A number of high-profile cyberattacks have hit the headlines in recent weeks, serving as a reminder that the threat facing businesses and consumers is ever-present. Both TalkTalk and Vodafone have had to inform customers that their accounts have been compromised, with the former announcing that 21,000 unique bank account numbers and sort codes had been stolen.

Read more: London teenager arrested over TalkTalk cyber attack

More than most other industries, the financial sector must ensure that its security protocols are frequently tested and updated in order to counter the threat posed by cyberattackers. The sensitive information stored by banks and similar institutions means that even a minor security breach could have devastating consequences for businesses and individuals. As well as the threat posed by individuals hackers and collectives, state-led attacks by nations like China and Russia are also now viewed as a serious risk to the UK and US economies.

Industry reaction

David Kennerley, senior manager for threat research at cybersecurity firm Webroot:

“In light of recent high-profile cyberattacks, including last month’s TalkTalk breach, it’s vital that organisations think ‘outside the box’ in order to shore up defences. Financial organisations are prime targets because of the value of the data they hold. These ‘cyber war games’ will provide financial institutions across London the opportunity to evaluate their ability to anticipate an attack and develop the comprehensive cyber warfare protection they need.

This simulation is set to be the most sophisticated ever undertaken and will give the industry the checks it needs to test the protection and the processes it has in place. Applying gaming principals to security problems is a great way to improve security knowledge across companies through real engagement. The bottom line is that the more you practice and prepare for an attack, the better you will respond when encountering the real thing.”

Richard Brown, Director EMEA Channels & Alliances, Arbor Networks:

“The financial services industry is a critical part of the UK economy and has always been a lucrative target for attackers because of the sheer value of the data held within it – after cloud and hosting providers, financial services are the most common target for DDoS attacks. The recent attack on TalkTalk, with a 15 year old being arrested on suspicion of carrying out the attacks, shows just how far large organisations need to come to protect themselves, and their customers.

“A proactive approach to security is the best form of defence, with people and analytics tools being used to actively search for threats, instead of waiting for an event to take place. Any test that focuses organisations on their incident handling processes and communications is a good thing, as the more these are used and tested the better our people and processes - and thus our defensive capabilities - become.”

Image Credit: Number 10
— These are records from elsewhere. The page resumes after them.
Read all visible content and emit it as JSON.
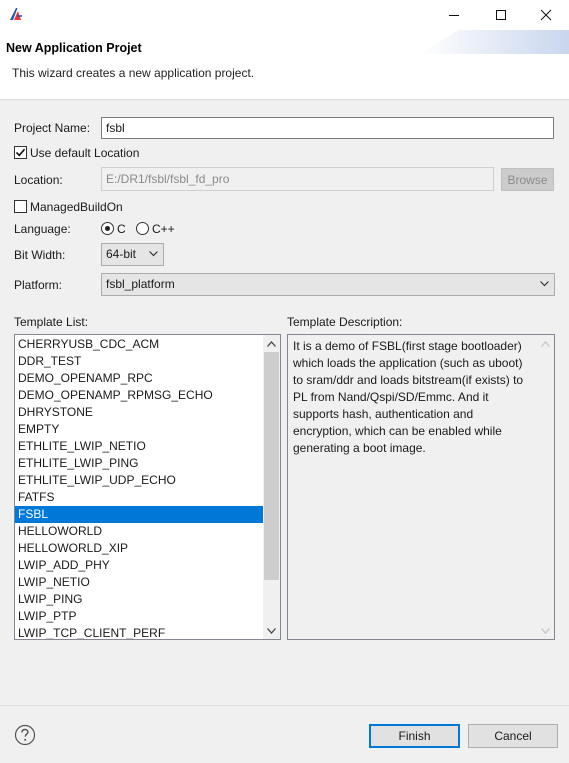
{
  "window": {
    "icon": "app-logo-icon",
    "controls": {
      "minimize": "minimize-icon",
      "maximize": "maximize-icon",
      "close": "close-icon"
    }
  },
  "header": {
    "title": "New Application Projet",
    "description": "This wizard creates a new application project."
  },
  "form": {
    "project_name_label": "Project Name:",
    "project_name_value": "fsbl",
    "use_default_label": "Use default Location",
    "use_default_checked": true,
    "location_label": "Location:",
    "location_value": "E:/DR1/fsbl/fsbl_fd_pro",
    "browse_label": "Browse",
    "managed_build_label": "ManagedBuildOn",
    "managed_build_checked": false,
    "language_label": "Language:",
    "language_options": [
      "C",
      "C++"
    ],
    "language_selected": "C",
    "bit_width_label": "Bit Width:",
    "bit_width_value": "64-bit",
    "platform_label": "Platform:",
    "platform_value": "fsbl_platform"
  },
  "templates": {
    "list_label": "Template List:",
    "description_label": "Template Description:",
    "items": [
      "CHERRYUSB_CDC_ACM",
      "DDR_TEST",
      "DEMO_OPENAMP_RPC",
      "DEMO_OPENAMP_RPMSG_ECHO",
      "DHRYSTONE",
      "EMPTY",
      "ETHLITE_LWIP_NETIO",
      "ETHLITE_LWIP_PING",
      "ETHLITE_LWIP_UDP_ECHO",
      "FATFS",
      "FSBL",
      "HELLOWORLD",
      "HELLOWORLD_XIP",
      "LWIP_ADD_PHY",
      "LWIP_NETIO",
      "LWIP_PING",
      "LWIP_PTP",
      "LWIP_TCP_CLIENT_PERF"
    ],
    "selected": "FSBL",
    "description": "It is a demo of FSBL(first stage bootloader) which loads the application (such as uboot) to sram/ddr and loads bitstream(if exists) to PL from Nand/Qspi/SD/Emmc. And it supports hash, authentication and encryption, which can be enabled while generating a boot image."
  },
  "footer": {
    "help_icon": "help-icon",
    "finish_label": "Finish",
    "cancel_label": "Cancel"
  },
  "colors": {
    "selection": "#0078d7",
    "dialog_bg": "#f0f0f0",
    "header_bg": "#ffffff"
  }
}
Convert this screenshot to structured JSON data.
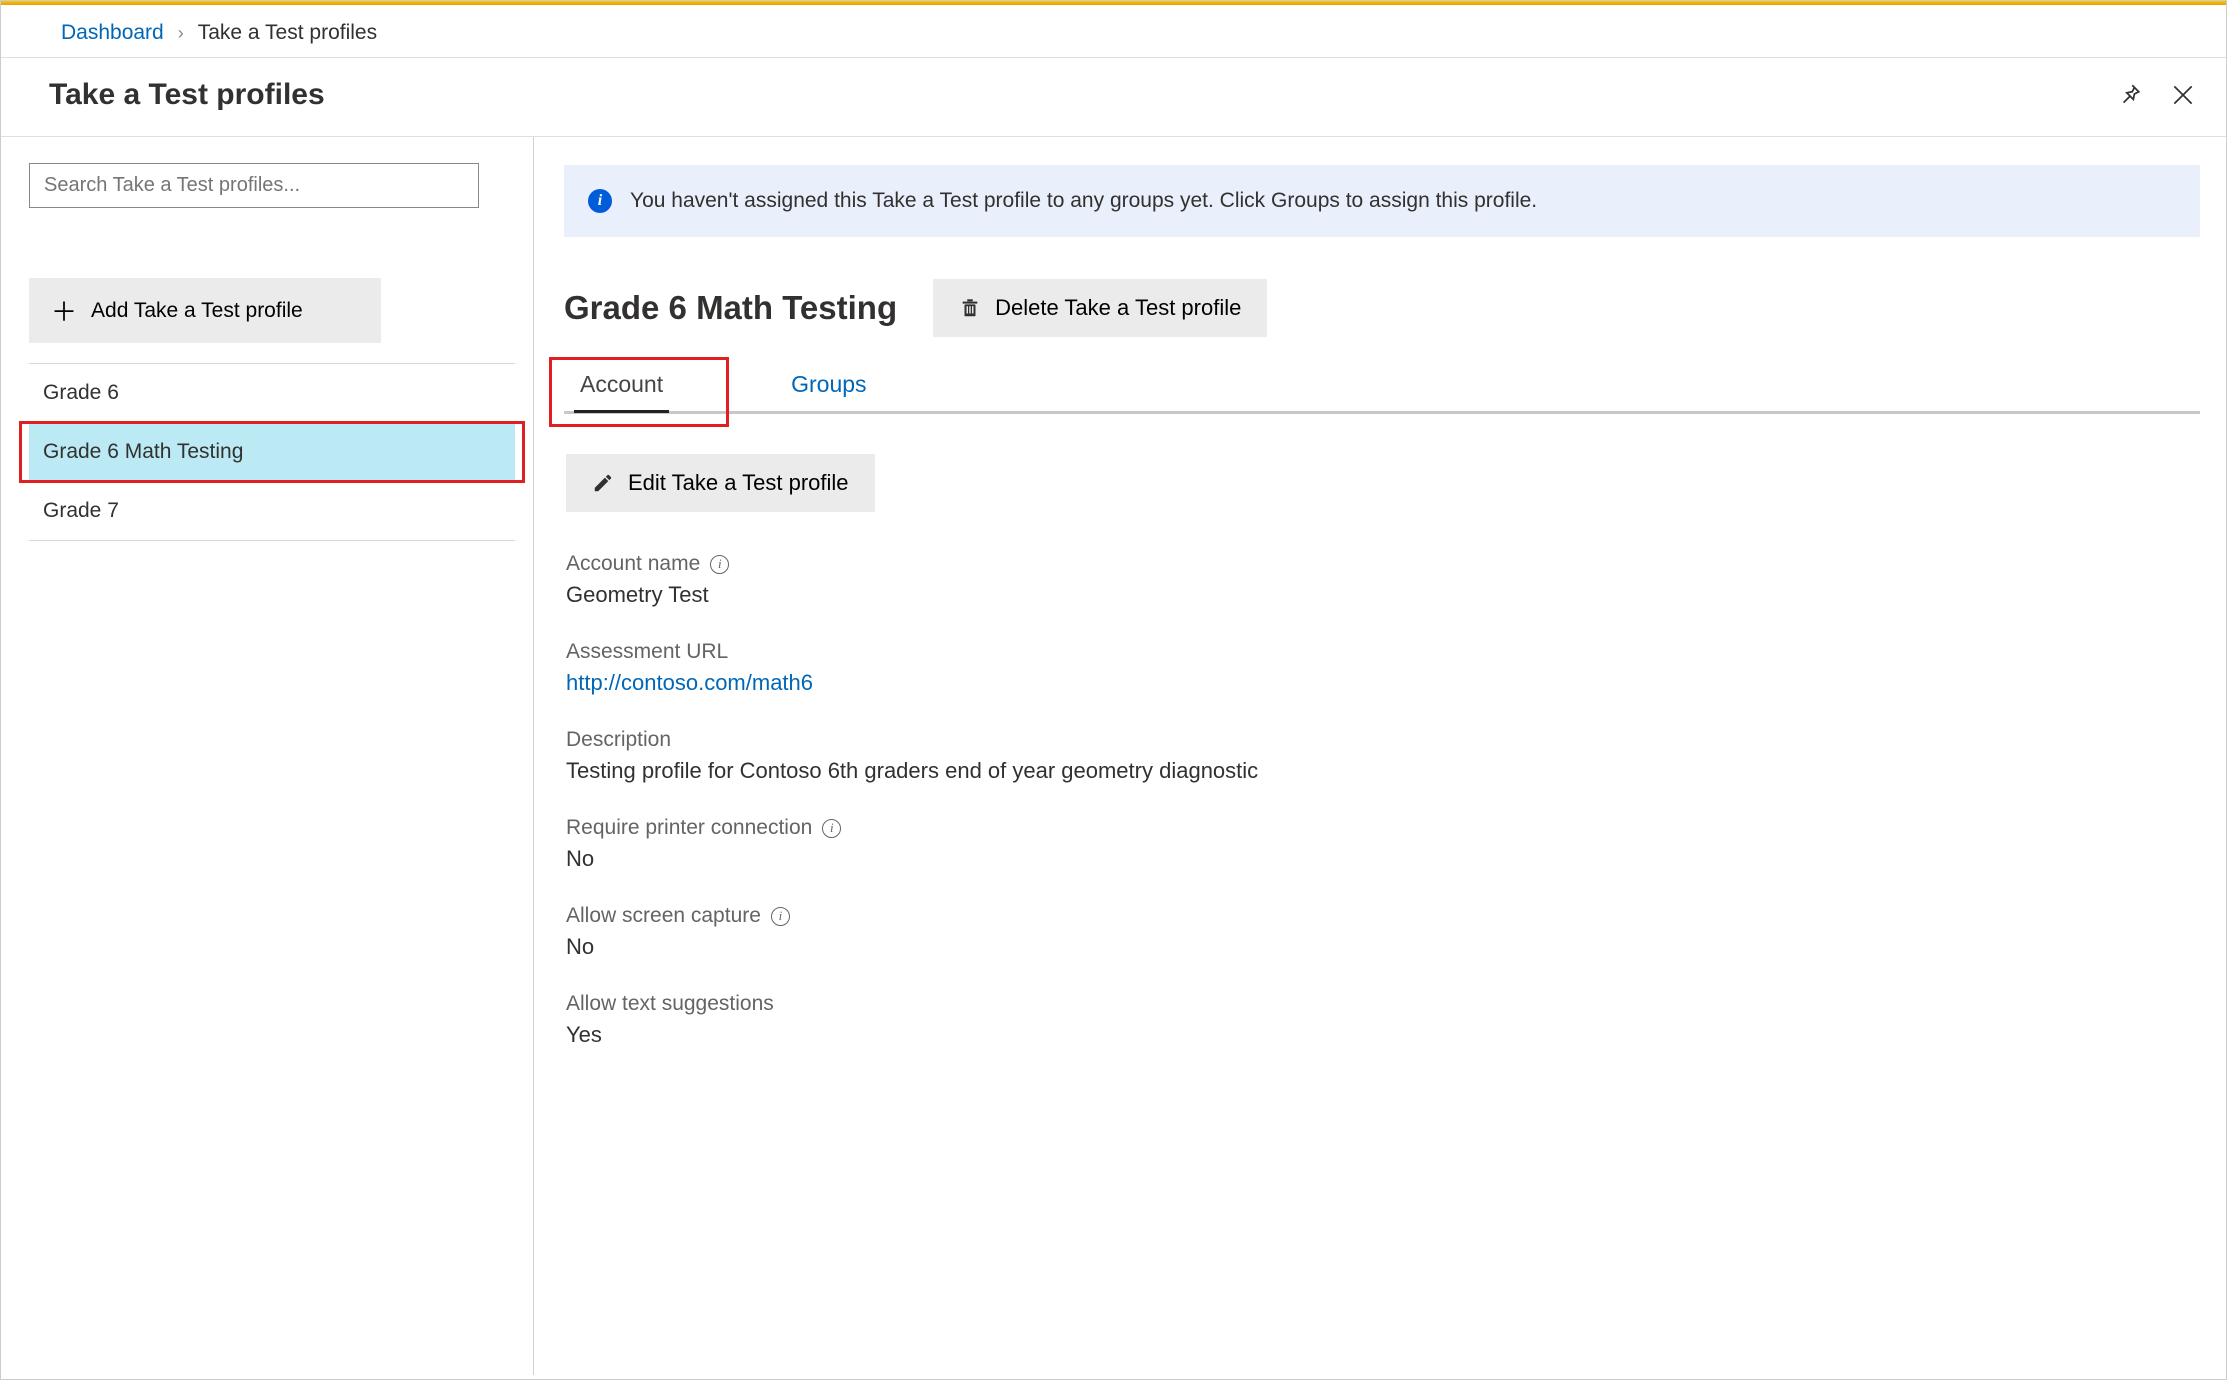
{
  "breadcrumb": {
    "root": "Dashboard",
    "current": "Take a Test profiles"
  },
  "page_title": "Take a Test profiles",
  "sidebar": {
    "search_placeholder": "Search Take a Test profiles...",
    "add_label": "Add Take a Test profile",
    "items": [
      {
        "label": "Grade 6",
        "selected": false
      },
      {
        "label": "Grade 6 Math Testing",
        "selected": true
      },
      {
        "label": "Grade 7",
        "selected": false
      }
    ]
  },
  "banner": {
    "text": "You haven't assigned this Take a Test profile to any groups yet. Click Groups to assign this profile."
  },
  "detail": {
    "title": "Grade 6 Math Testing",
    "delete_label": "Delete Take a Test profile",
    "tabs": [
      {
        "label": "Account",
        "active": true
      },
      {
        "label": "Groups",
        "active": false
      }
    ],
    "edit_label": "Edit Take a Test profile",
    "fields": {
      "account_name_label": "Account name",
      "account_name_value": "Geometry Test",
      "assessment_url_label": "Assessment URL",
      "assessment_url_value": "http://contoso.com/math6",
      "description_label": "Description",
      "description_value": "Testing profile for Contoso 6th graders end of year geometry diagnostic",
      "printer_label": "Require printer connection",
      "printer_value": "No",
      "screen_label": "Allow screen capture",
      "screen_value": "No",
      "text_label": "Allow text suggestions",
      "text_value": "Yes"
    }
  }
}
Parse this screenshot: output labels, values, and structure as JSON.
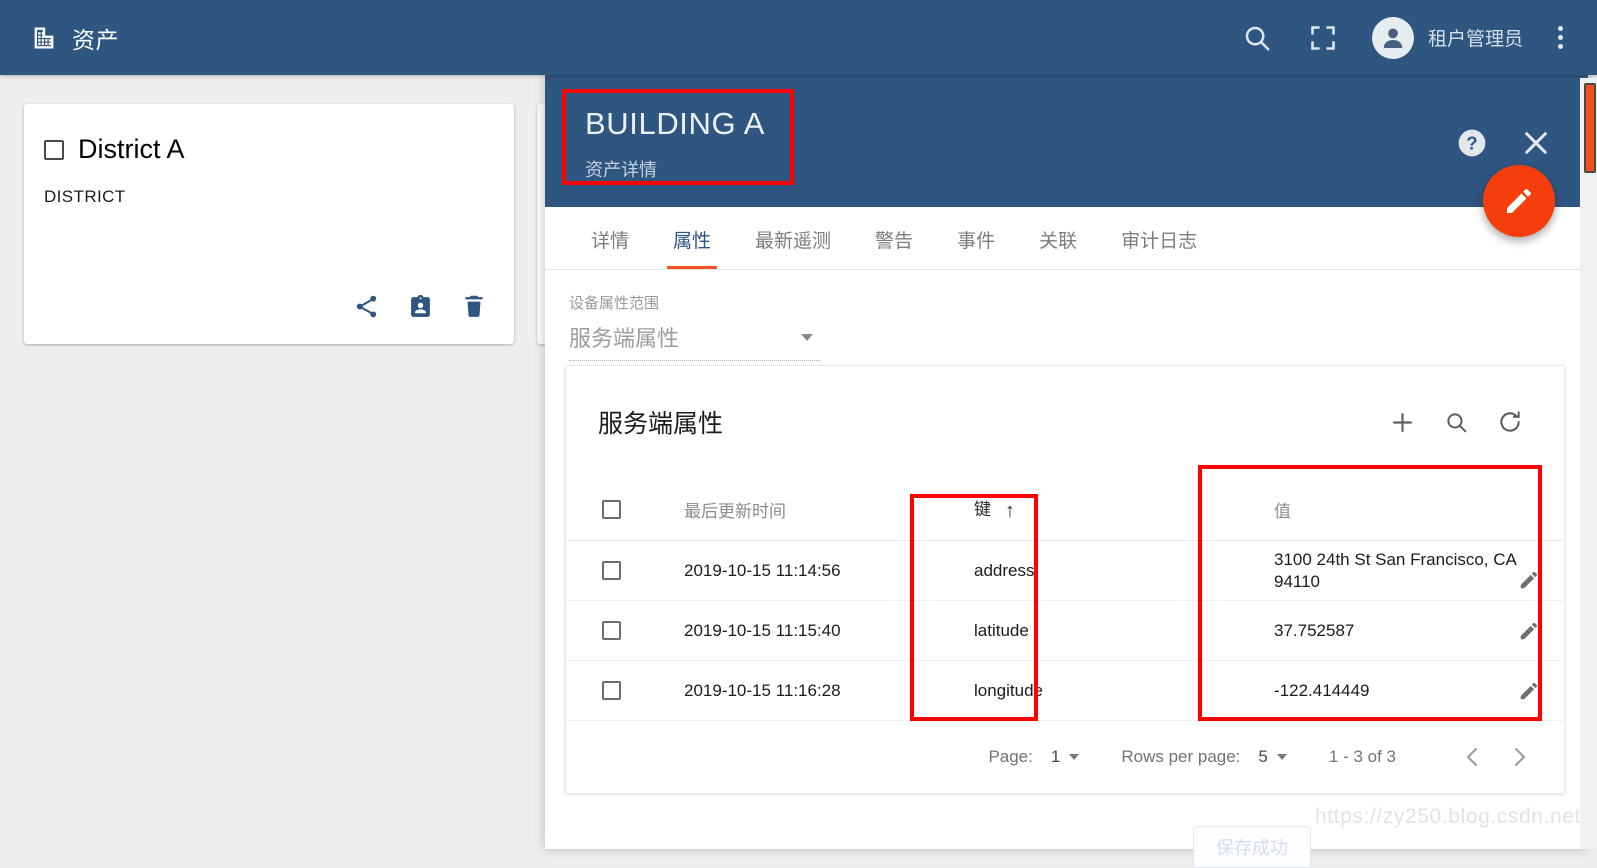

Barclay has been writing about technology for a decade, starting out as a freelancer with IT Pro Portal covering everything from London’s start-up scene to comparisons of the best cloud storage services.  After that, he spent some time as the managing editor of an online outlet focusing on cloud computing, furthering his interest in virtualization, Big Data, and the Internet of Things.